In today’s CyclingTips Daily News Digest: Rowe solos to stage 2 Sun Tour win, Howson retains yellow despite late puncture; Magnus Cort Nielsen wins sprint finish at Volta a la Comunitat Valenciana; Calmejane wins Etoile de Bessèges stage, takes over lead; Two sides to every story: Grivko shares account of Dubai skirmish with Kittel that led to expulsion; Organisers shorten then cancel Dubai Tour stage over high winds; Brailsford responds to Cooke’s allegations; Cholet Pays de Loire race cancelled for 2017; Citing lack of team participation, Tour of Turkey seeks to postpone to fall; Is cycling globalisation spreading teams too thin?; Van der Poel eyeing mountain bike races again for 2017; Rossignol acquires Felt Bicycles; Die-in demonstration planned for British Treasury; Routes announced for 2018 Commonwealth Games road events; Backstage Pass: Jayco Herald Sun Tour, stages 1-3.
Dave Brailsford responded to Nicole Cooke’s allegations of sexism at British Cycling after the former champion gave testimony to the British Parliament’s Culture, Media and Sport Select Committee that is investigating doping in sport, alleging widespread sexism within British Cycling and accusing UK Anti Doping (UKAD) of not taking doping complaints seriously.
Darren Tudor, David Brailsford and Shane Sutton at the British National Circuit Race Championships in 2007. Photo: johnthescone/Flickr
“We were not sexist, but we were definitely ‘medallist’,” Brailsford wrote in a column for The Times. “That is why we pushed for equal number of male and female events so our elite female athletes could have the same maximum chance of success as their male counterparts.
“Demonstrate you can win medals and you keep your funding.

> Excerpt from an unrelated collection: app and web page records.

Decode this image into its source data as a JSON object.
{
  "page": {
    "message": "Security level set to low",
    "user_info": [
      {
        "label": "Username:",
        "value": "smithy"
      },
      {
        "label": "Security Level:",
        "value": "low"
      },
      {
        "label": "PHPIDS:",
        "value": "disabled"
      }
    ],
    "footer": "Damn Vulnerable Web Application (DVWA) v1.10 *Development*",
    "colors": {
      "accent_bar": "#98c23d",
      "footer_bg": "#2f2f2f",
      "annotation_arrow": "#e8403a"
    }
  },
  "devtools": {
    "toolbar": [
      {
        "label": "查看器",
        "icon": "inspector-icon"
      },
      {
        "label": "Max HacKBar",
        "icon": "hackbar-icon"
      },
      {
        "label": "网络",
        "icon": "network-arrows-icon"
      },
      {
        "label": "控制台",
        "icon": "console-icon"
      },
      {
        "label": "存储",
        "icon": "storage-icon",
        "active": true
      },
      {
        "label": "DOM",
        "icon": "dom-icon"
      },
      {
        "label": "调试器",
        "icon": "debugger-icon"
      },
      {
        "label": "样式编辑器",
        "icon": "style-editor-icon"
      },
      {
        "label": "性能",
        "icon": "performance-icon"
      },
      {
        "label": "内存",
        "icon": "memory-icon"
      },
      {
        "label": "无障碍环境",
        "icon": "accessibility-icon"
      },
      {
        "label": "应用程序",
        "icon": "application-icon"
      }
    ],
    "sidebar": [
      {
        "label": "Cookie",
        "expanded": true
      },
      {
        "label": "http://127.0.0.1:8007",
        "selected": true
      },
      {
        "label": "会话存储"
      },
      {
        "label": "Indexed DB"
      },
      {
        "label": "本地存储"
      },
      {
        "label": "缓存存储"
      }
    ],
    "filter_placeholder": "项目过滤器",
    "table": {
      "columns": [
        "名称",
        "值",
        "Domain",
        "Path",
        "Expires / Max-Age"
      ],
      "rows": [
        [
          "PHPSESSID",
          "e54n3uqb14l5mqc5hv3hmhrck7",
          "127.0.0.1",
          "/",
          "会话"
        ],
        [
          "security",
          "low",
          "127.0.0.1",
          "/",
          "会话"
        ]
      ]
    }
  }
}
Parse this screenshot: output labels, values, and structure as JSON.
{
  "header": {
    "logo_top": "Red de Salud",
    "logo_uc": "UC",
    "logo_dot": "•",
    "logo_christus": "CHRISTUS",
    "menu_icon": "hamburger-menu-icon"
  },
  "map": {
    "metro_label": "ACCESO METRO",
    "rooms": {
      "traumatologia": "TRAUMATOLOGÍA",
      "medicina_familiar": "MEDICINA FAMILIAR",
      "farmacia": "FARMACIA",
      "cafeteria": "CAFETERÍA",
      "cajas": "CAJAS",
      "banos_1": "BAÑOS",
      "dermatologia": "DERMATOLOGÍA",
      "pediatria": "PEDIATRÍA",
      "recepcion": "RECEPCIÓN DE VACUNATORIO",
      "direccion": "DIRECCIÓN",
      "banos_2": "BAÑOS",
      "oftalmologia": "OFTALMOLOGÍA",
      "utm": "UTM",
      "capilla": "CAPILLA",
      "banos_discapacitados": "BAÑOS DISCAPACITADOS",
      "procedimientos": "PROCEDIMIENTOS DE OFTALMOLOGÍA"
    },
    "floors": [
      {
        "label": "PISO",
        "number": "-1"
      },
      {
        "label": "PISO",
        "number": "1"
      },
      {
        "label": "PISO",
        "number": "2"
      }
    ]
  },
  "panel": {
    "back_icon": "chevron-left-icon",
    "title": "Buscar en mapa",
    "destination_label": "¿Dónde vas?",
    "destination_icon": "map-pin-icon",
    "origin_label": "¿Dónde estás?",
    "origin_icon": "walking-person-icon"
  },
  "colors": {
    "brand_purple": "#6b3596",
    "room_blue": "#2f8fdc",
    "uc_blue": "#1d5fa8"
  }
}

Stop winning and you lose it. It could not be clearer what was expected and what would happen if you didn’t deliver. So yes — winning, but not winning at all costs.”
The allegations began when Jess Varnish was left off the British team for the Rio Olympics, with Varnish alleging discrimination by Shane Sutton, then the British Cycling performance director. He subsequently resigned his position after more athletes came forward, despite continuing to deny the allegations. At the same time an investigation into Team Sky and British Cycling over a mystery medical package began, with Brailsford ultimately called to give testimony to the committee.
“I know all this was hard for some to accept and it resulted in disappointment and resentment. I know this put some people’s noses out of joint but my remit was to help make us the best in the world not simply support the best in Britain. Elite sport is by definition not sport for all. It is edgy and it is difficult. There are fine lines between success and failure. Only the very few can make it. And for me that meant being compassionately ruthless. It was not a choice between winning or welfare. It had to be both.”
Click through to read more at The Times.